    I was about 10 when my Dad took me to the barber shop and dropped me off. He had me a shoe shining job. Also kept the store clean. Best paying customer was a blind man. Still remember it to this day he gave me $1.00 each Friday.

    Safety Is Everyones Business

  22. Lynn Lane says:

    My first job was on my Grandpa’s tobacco farm. I worked around the barn for about .25 cents and hour, I think I was about 8 years old. I graduated to the field when I was about 10 years old. I remember those Hot and Humid N.C. days in the fields. I also remember working all summer when I was a teen for about $200.00. My brother and I used that money to buy school clothes at the end of summer.

    I learned how to work hard and to produce quality.
    I also learned to work through the pain and keep moving forward.

    Good subject.

    Lynn Lane
    Warrior Of Success

  23. David says:

    I’ve noticed that people that do great in business typically had a mini-business when they were young.

    Marin County Roofers

  24. Mike Casey says:

    My dad got me started young. He always taught us that if you wanted something then you must work to earn it. I was probably 6 or 7 when he got me started. He ended up starting a landscaping company so that we could work. Its made me a go getter and a hustler ever since. I think its important for everyone to establish work ethic at a young age.

    Mike Casey

  25. michael says:

    my dad paid my brother and I $2 a day to work in his construction fabrication shop.

    I decide not to go one day so my dad paid him $10

    I never missed another day after that!!!!


  26. Ellen Egan says:
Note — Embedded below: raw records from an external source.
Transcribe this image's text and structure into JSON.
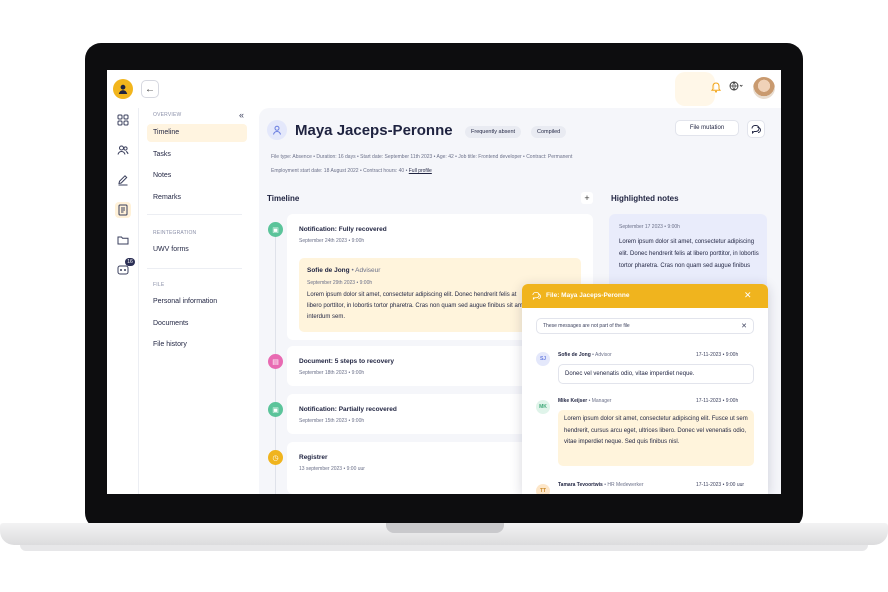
{
  "topbar": {
    "back_icon": "arrow-left-icon",
    "bell_icon": "bell-icon",
    "globe_icon": "globe-icon"
  },
  "rail": {
    "badge": "16"
  },
  "nav": {
    "sections": {
      "overview": "OVERVIEW",
      "reintegration": "REINTEGRATION",
      "file": "FILE"
    },
    "items": [
      "Timeline",
      "Tasks",
      "Notes",
      "Remarks",
      "UWV forms",
      "Personal information",
      "Documents",
      "File history"
    ],
    "active": "Timeline"
  },
  "header": {
    "name": "Maya Jaceps-Peronne",
    "chips": [
      "Frequently absent",
      "Compiled"
    ],
    "file_mutation": "File mutation",
    "meta_line1": "File type: Absence  •  Duration: 16 days  •  Start date: September 11th 2023  •  Age: 42  •  Job title: Frontend developer  •  Contract: Permanent",
    "meta_line2": "Employment start date: 18 August 2022  •  Contract hours: 40  •",
    "full_profile": "Full profile"
  },
  "timeline": {
    "title": "Timeline",
    "add": "+",
    "events": [
      {
        "title": "Notification: Fully recovered",
        "date": "September 24th 2023  •  9:00h",
        "color": "#5bc49a"
      },
      {
        "title": "Document: 5 steps to recovery",
        "date": "September 18th 2023  •  9:00h",
        "color": "#e86ab2"
      },
      {
        "title": "Notification: Partially recovered",
        "date": "September 15th 2023  •  9:00h",
        "color": "#5bc49a"
      },
      {
        "title": "Registrer",
        "date": "13 september 2023  •  9:00 uur",
        "color": "#f0b41e"
      }
    ],
    "note": {
      "author": "Sofie de Jong",
      "role": "•  Adviseur",
      "date": "September 29th 2023  •  9:00h",
      "text": "Lorem ipsum dolor sit amet, consectetur adipiscing elit. Donec hendrerit felis at libero porttitor, in lobortis tortor pharetra. Cras non quam sed augue finibus sit amet interdum sem."
    }
  },
  "highlighted": {
    "title": "Highlighted notes",
    "date": "September 17 2023  •  9:00h",
    "text": "Lorem ipsum dolor sit amet, consectetur adipiscing elit. Donec hendrerit felis at libero porttitor, in lobortis tortor pharetra. Cras non quam sed augue finibus"
  },
  "file_panel": {
    "title": "File: Maya Jaceps-Peronne",
    "info": "These messages are not part of the file",
    "messages": [
      {
        "initials": "SJ",
        "author": "Sofie de Jong",
        "role": "•  Advisor",
        "time": "17-11-2023  •  9:00h",
        "text": "Donec vel venenatis odio, vitae imperdiet neque."
      },
      {
        "initials": "MK",
        "author": "Mike Keijser",
        "role": "•  Manager",
        "time": "17-11-2023  •  9:00h",
        "text": "Lorem ipsum dolor sit amet, consectetur adipiscing elit. Fusce ut sem hendrerit, cursus arcu eget, ultrices libero. Donec vel venenatis odio, vitae imperdiet neque. Sed quis finibus nisl."
      },
      {
        "initials": "TT",
        "author": "Tamara Tevoortwis",
        "role": "•  HR Medewerker",
        "time": "17-11-2023  •  9:00 uur",
        "text": ""
      }
    ]
  },
  "colors": {
    "accent": "#f0b41e",
    "navy": "#1f2340",
    "main_bg": "#f5f6fa"
  }
}
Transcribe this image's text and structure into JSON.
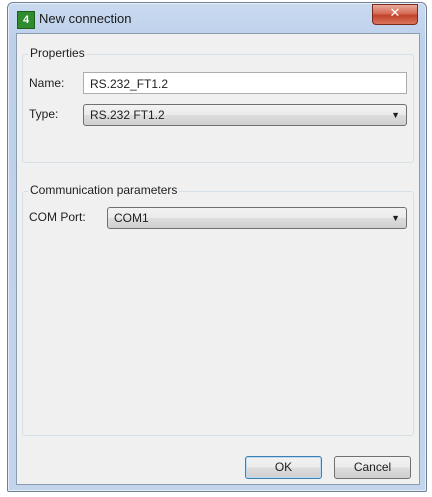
{
  "window": {
    "title": "New connection",
    "icon": "app-4-icon",
    "close_glyph": "✕"
  },
  "properties": {
    "group_label": "Properties",
    "name_label": "Name:",
    "name_value": "RS.232_FT1.2",
    "type_label": "Type:",
    "type_value": "RS.232 FT1.2"
  },
  "communication": {
    "group_label": "Communication parameters",
    "com_port_label": "COM Port:",
    "com_port_value": "COM1"
  },
  "buttons": {
    "ok": "OK",
    "cancel": "Cancel"
  },
  "icons": {
    "dropdown": "▼"
  }
}
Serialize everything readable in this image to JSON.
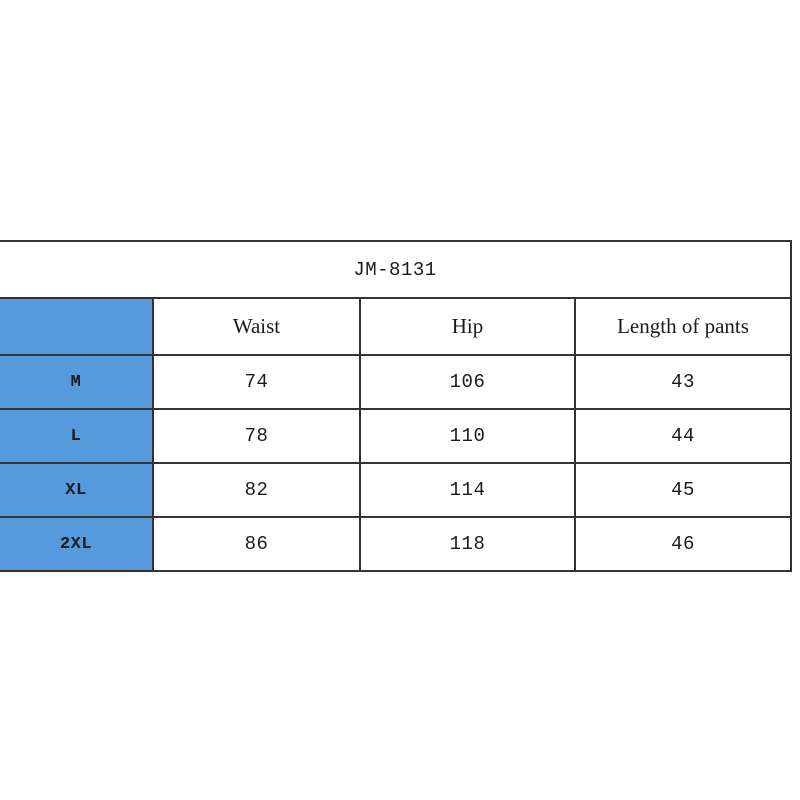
{
  "chart": {
    "title": "JM-8131",
    "accent_color": "#559bdb",
    "border_color": "#333333",
    "text_color": "#1b1b1b",
    "size_header_label": "",
    "columns": [
      {
        "key": "size",
        "label": ""
      },
      {
        "key": "waist",
        "label": "Waist"
      },
      {
        "key": "hip",
        "label": "Hip"
      },
      {
        "key": "length",
        "label": "Length of pants"
      }
    ],
    "rows": [
      {
        "size": "M",
        "waist": "74",
        "hip": "106",
        "length": "43"
      },
      {
        "size": "L",
        "waist": "78",
        "hip": "110",
        "length": "44"
      },
      {
        "size": "XL",
        "waist": "82",
        "hip": "114",
        "length": "45"
      },
      {
        "size": "2XL",
        "waist": "86",
        "hip": "118",
        "length": "46"
      }
    ]
  }
}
    My first job was to do chores around the house (dinner dishes, tidy up the living room, etc). Now that I have kids, I’m trying to remember when I started doing chores for money. I’m going to guess 6 or 7 but, I wouldn’t swear to it. Then, of course there was babysitting around 12 and lawnmowing at 14. I found it very liberating to know I could make my own money, put it in the bank and watch it grow.

    Ellen Egan
    Public Speaking Expert